→ **Instructions to follow**: Write each line below back out exactly, omitting its pictures.

Stored data
********************
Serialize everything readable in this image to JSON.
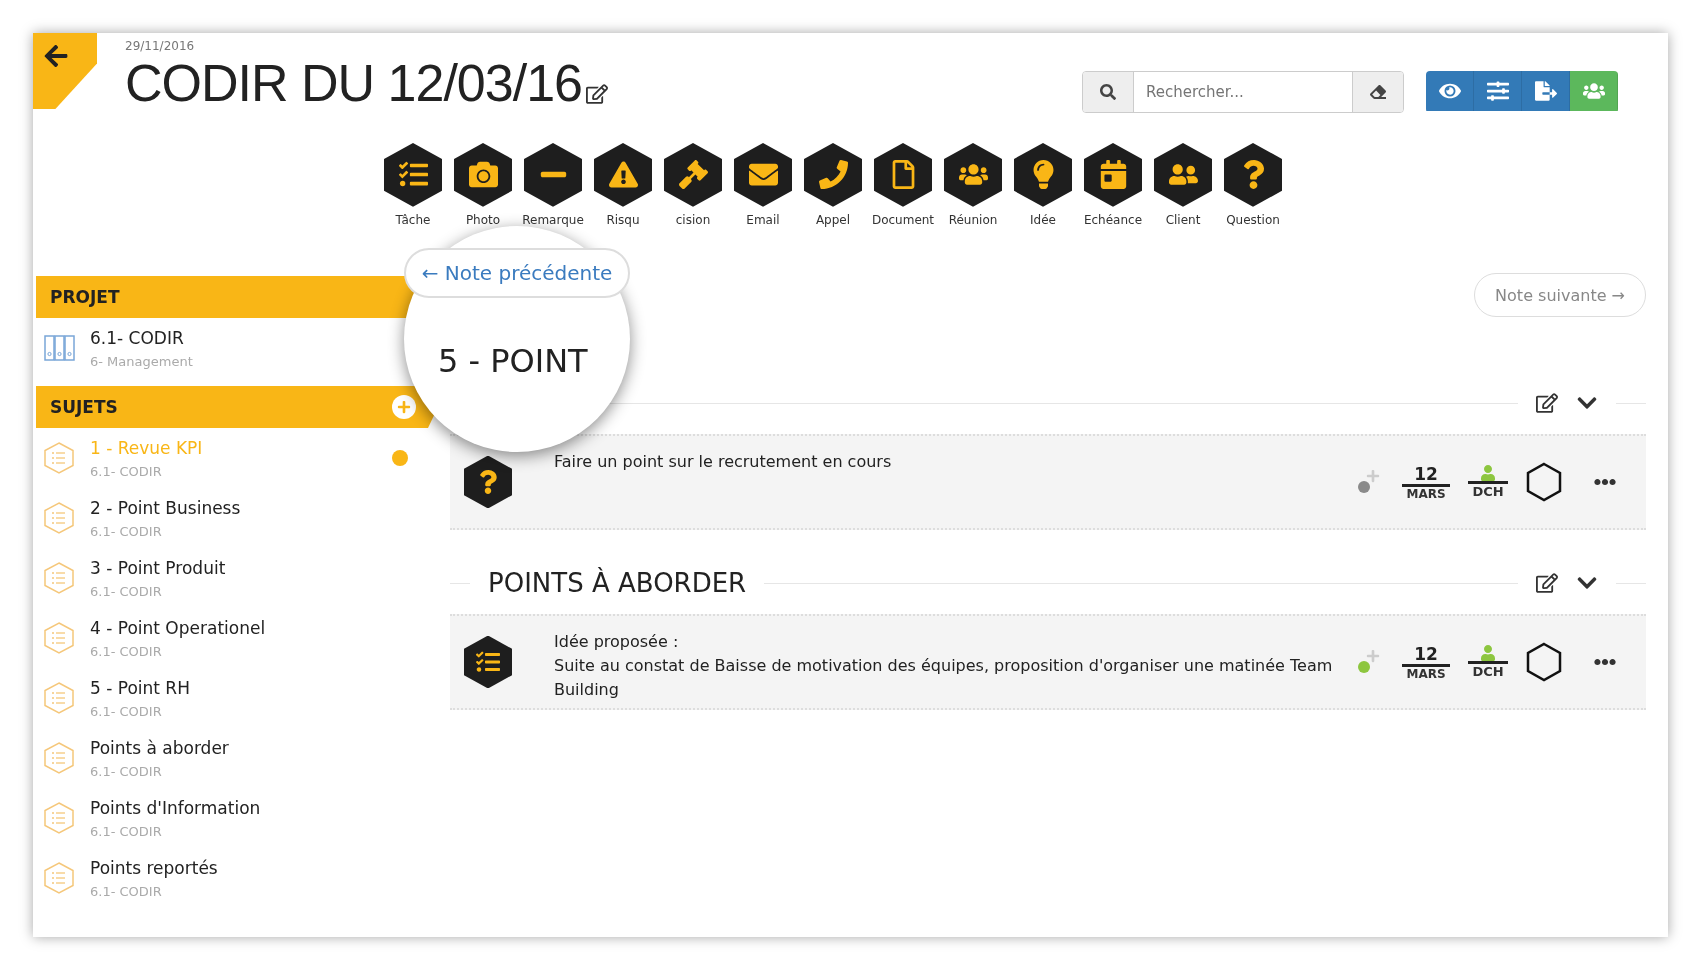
{
  "header": {
    "date": "29/11/2016",
    "title": "CODIR DU 12/03/16"
  },
  "search": {
    "placeholder": "Rechercher..."
  },
  "toolbar": [
    {
      "kind": "task",
      "label": "Tâche"
    },
    {
      "kind": "photo",
      "label": "Photo"
    },
    {
      "kind": "remark",
      "label": "Remarque"
    },
    {
      "kind": "risk",
      "label": "Risqu"
    },
    {
      "kind": "decision",
      "label": "cision"
    },
    {
      "kind": "email",
      "label": "Email"
    },
    {
      "kind": "call",
      "label": "Appel"
    },
    {
      "kind": "document",
      "label": "Document"
    },
    {
      "kind": "meeting",
      "label": "Réunion"
    },
    {
      "kind": "idea",
      "label": "Idée"
    },
    {
      "kind": "deadline",
      "label": "Echéance"
    },
    {
      "kind": "client",
      "label": "Client"
    },
    {
      "kind": "question",
      "label": "Question"
    }
  ],
  "sidebar": {
    "project_heading": "PROJET",
    "project": {
      "name": "6.1- CODIR",
      "parent": "6- Management"
    },
    "subjects_heading": "SUJETS",
    "subjects": [
      {
        "title": "1 - Revue KPI",
        "project": "6.1- CODIR",
        "selected": true
      },
      {
        "title": "2 - Point Business",
        "project": "6.1- CODIR",
        "selected": false
      },
      {
        "title": "3 - Point Produit",
        "project": "6.1- CODIR",
        "selected": false
      },
      {
        "title": "4 - Point Operationel",
        "project": "6.1- CODIR",
        "selected": false
      },
      {
        "title": "5 - Point RH",
        "project": "6.1- CODIR",
        "selected": false
      },
      {
        "title": "Points à aborder",
        "project": "6.1- CODIR",
        "selected": false
      },
      {
        "title": "Points d'Information",
        "project": "6.1- CODIR",
        "selected": false
      },
      {
        "title": "Points reportés",
        "project": "6.1- CODIR",
        "selected": false
      }
    ]
  },
  "nav": {
    "previous": "← Note précédente",
    "next": "Note suivante →"
  },
  "sections": [
    {
      "title": "5 - POINT",
      "notes": [
        {
          "kind": "question",
          "text": "Faire un point sur le recrutement en cours",
          "color": "#8a8a8a",
          "day": "12",
          "month": "MARS",
          "assignee": "DCH"
        }
      ]
    },
    {
      "title": "POINTS À ABORDER",
      "notes": [
        {
          "kind": "task",
          "label": "Idée proposée :",
          "text": "Suite au constat de Baisse de motivation des équipes, proposition d'organiser une matinée Team Building",
          "color": "#8dc63f",
          "day": "12",
          "month": "MARS",
          "assignee": "DCH"
        }
      ]
    }
  ]
}
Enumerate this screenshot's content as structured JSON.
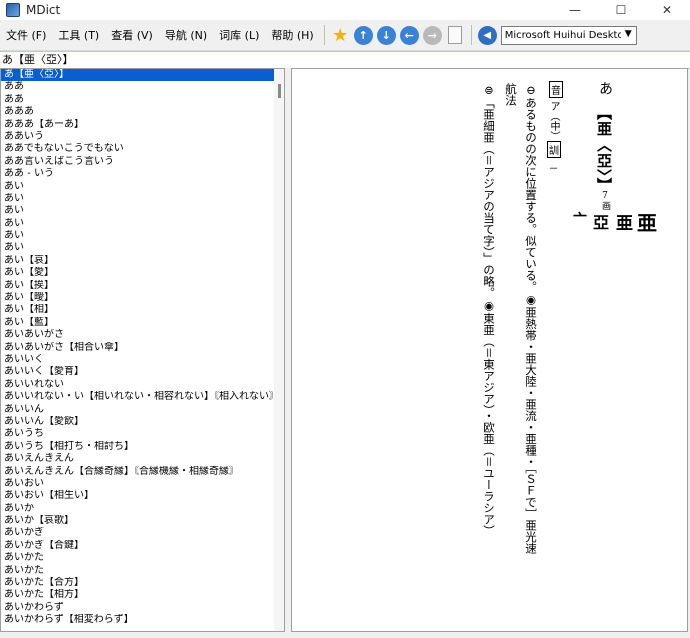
{
  "window": {
    "title": "MDict",
    "controls": {
      "minimize": "—",
      "maximize": "☐",
      "close": "✕"
    }
  },
  "menu": [
    "文件 (F)",
    "工具 (T)",
    "查看 (V)",
    "导航 (N)",
    "词库 (L)",
    "帮助 (H)"
  ],
  "toolbar": {
    "icons": [
      "star-icon",
      "up-arrow-icon",
      "down-arrow-icon",
      "back-arrow-icon",
      "forward-arrow-icon",
      "document-icon",
      "speaker-icon"
    ],
    "voice": "Microsoft Huihui Desktop - C"
  },
  "search": {
    "value": "あ【亜〈亞〉】"
  },
  "word_list": [
    "あ【亜〈亞〉】",
    "ああ",
    "ああ",
    "あああ",
    "あああ【あーあ】",
    "ああいう",
    "ああでもないこうでもない",
    "ああ言いえばこう言いう",
    "ああ - いう",
    "あい",
    "あい",
    "あい",
    "あい",
    "あい",
    "あい",
    "あい【哀】",
    "あい【愛】",
    "あい【挨】",
    "あい【曖】",
    "あい【相】",
    "あい【藍】",
    "あいあいがさ",
    "あいあいがさ【相合い傘】",
    "あいいく",
    "あいいく【愛育】",
    "あいいれない",
    "あいいれない・い【相いれない・相容れない】〘相入れない〙",
    "あいいん",
    "あいいん【愛飲】",
    "あいうち",
    "あいうち【相打ち・相討ち】",
    "あいえんきえん",
    "あいえんきえん【合縁奇縁】〘合縁機縁・相縁奇縁〙",
    "あいおい",
    "あいおい【相生い】",
    "あいか",
    "あいか【哀歌】",
    "あいかぎ",
    "あいかぎ【合鍵】",
    "あいかた",
    "あいかた",
    "あいかた【合方】",
    "あいかた【相方】",
    "あいかわらず",
    "あいかわらず【相変わらず】"
  ],
  "entry": {
    "kana": "あ",
    "headword": "【亜〈亞〉】",
    "strokes": "7画",
    "kanji_forms": [
      "亜",
      "亜",
      "亞",
      "亠"
    ],
    "on_label": "音",
    "on_reading": "ア（中）",
    "kun_label": "訓",
    "kun_reading": "－",
    "sense1": "⊖あるものの次に位置する。似ている。◉亜熱帯・亜大陸・亜流・亜種・［ＳＦで］亜光速",
    "sense1b": "航法",
    "sense2": "⊜「亜細亜（＝アジアの当て字）」の略。◉東亜（＝東アジア）・欧亜（＝ユーラシア）"
  }
}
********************
→ **Solution to this task**:
Serialize everything readable in this image to JSON.
{
  "header": {
    "date": "29/11/2016",
    "title": "CODIR DU 12/03/16"
  },
  "search": {
    "placeholder": "Rechercher..."
  },
  "toolbar": [
    {
      "kind": "task",
      "label": "Tâche"
    },
    {
      "kind": "photo",
      "label": "Photo"
    },
    {
      "kind": "remark",
      "label": "Remarque"
    },
    {
      "kind": "risk",
      "label": "Risqu"
    },
    {
      "kind": "decision",
      "label": "cision"
    },
    {
      "kind": "email",
      "label": "Email"
    },
    {
      "kind": "call",
      "label": "Appel"
    },
    {
      "kind": "document",
      "label": "Document"
    },
    {
      "kind": "meeting",
      "label": "Réunion"
    },
    {
      "kind": "idea",
      "label": "Idée"
    },
    {
      "kind": "deadline",
      "label": "Echéance"
    },
    {
      "kind": "client",
      "label": "Client"
    },
    {
      "kind": "question",
      "label": "Question"
    }
  ],
  "sidebar": {
    "project_heading": "PROJET",
    "project": {
      "name": "6.1- CODIR",
      "parent": "6- Management"
    },
    "subjects_heading": "SUJETS",
    "subjects": [
      {
        "title": "1 - Revue KPI",
        "project": "6.1- CODIR",
        "selected": true
      },
      {
        "title": "2 - Point Business",
        "project": "6.1- CODIR",
        "selected": false
      },
      {
        "title": "3 - Point Produit",
        "project": "6.1- CODIR",
        "selected": false
      },
      {
        "title": "4 - Point Operationel",
        "project": "6.1- CODIR",
        "selected": false
      },
      {
        "title": "5 - Point RH",
        "project": "6.1- CODIR",
        "selected": false
      },
      {
        "title": "Points à aborder",
        "project": "6.1- CODIR",
        "selected": false
      },
      {
        "title": "Points d'Information",
        "project": "6.1- CODIR",
        "selected": false
      },
      {
        "title": "Points reportés",
        "project": "6.1- CODIR",
        "selected": false
      }
    ]
  },
  "nav": {
    "previous": "← Note précédente",
    "next": "Note suivante →"
  },
  "sections": [
    {
      "title": "5 - POINT",
      "notes": [
        {
          "kind": "question",
          "text": "Faire un point sur le recrutement en cours",
          "color": "#8a8a8a",
          "day": "12",
          "month": "MARS",
          "assignee": "DCH"
        }
      ]
    },
    {
      "title": "POINTS À ABORDER",
      "notes": [
        {
          "kind": "task",
          "label": "Idée proposée :",
          "text": "Suite au constat de Baisse de motivation des équipes, proposition d'organiser une matinée Team Building",
          "color": "#8dc63f",
          "day": "12",
          "month": "MARS",
          "assignee": "DCH"
        }
      ]
    }
  ]
}
Enumerate this screenshot's content as structured JSON.
{
  "window": {
    "title": "MDict",
    "controls": {
      "minimize": "—",
      "maximize": "☐",
      "close": "✕"
    }
  },
  "menu": [
    "文件 (F)",
    "工具 (T)",
    "查看 (V)",
    "导航 (N)",
    "词库 (L)",
    "帮助 (H)"
  ],
  "toolbar": {
    "icons": [
      "star-icon",
      "up-arrow-icon",
      "down-arrow-icon",
      "back-arrow-icon",
      "forward-arrow-icon",
      "document-icon",
      "speaker-icon"
    ],
    "voice": "Microsoft Huihui Desktop - C"
  },
  "search": {
    "value": "あ【亜〈亞〉】"
  },
  "word_list": [
    "あ【亜〈亞〉】",
    "ああ",
    "ああ",
    "あああ",
    "あああ【あーあ】",
    "ああいう",
    "ああでもないこうでもない",
    "ああ言いえばこう言いう",
    "ああ - いう",
    "あい",
    "あい",
    "あい",
    "あい",
    "あい",
    "あい",
    "あい【哀】",
    "あい【愛】",
    "あい【挨】",
    "あい【曖】",
    "あい【相】",
    "あい【藍】",
    "あいあいがさ",
    "あいあいがさ【相合い傘】",
    "あいいく",
    "あいいく【愛育】",
    "あいいれない",
    "あいいれない・い【相いれない・相容れない】〘相入れない〙",
    "あいいん",
    "あいいん【愛飲】",
    "あいうち",
    "あいうち【相打ち・相討ち】",
    "あいえんきえん",
    "あいえんきえん【合縁奇縁】〘合縁機縁・相縁奇縁〙",
    "あいおい",
    "あいおい【相生い】",
    "あいか",
    "あいか【哀歌】",
    "あいかぎ",
    "あいかぎ【合鍵】",
    "あいかた",
    "あいかた",
    "あいかた【合方】",
    "あいかた【相方】",
    "あいかわらず",
    "あいかわらず【相変わらず】"
  ],
  "entry": {
    "kana": "あ",
    "headword": "【亜〈亞〉】",
    "strokes": "7画",
    "kanji_forms": [
      "亜",
      "亜",
      "亞",
      "亠"
    ],
    "on_label": "音",
    "on_reading": "ア（中）",
    "kun_label": "訓",
    "kun_reading": "－",
    "sense1": "⊖あるものの次に位置する。似ている。◉亜熱帯・亜大陸・亜流・亜種・［ＳＦで］亜光速",
    "sense1b": "航法",
    "sense2": "⊜「亜細亜（＝アジアの当て字）」の略。◉東亜（＝東アジア）・欧亜（＝ユーラシア）"
  }
}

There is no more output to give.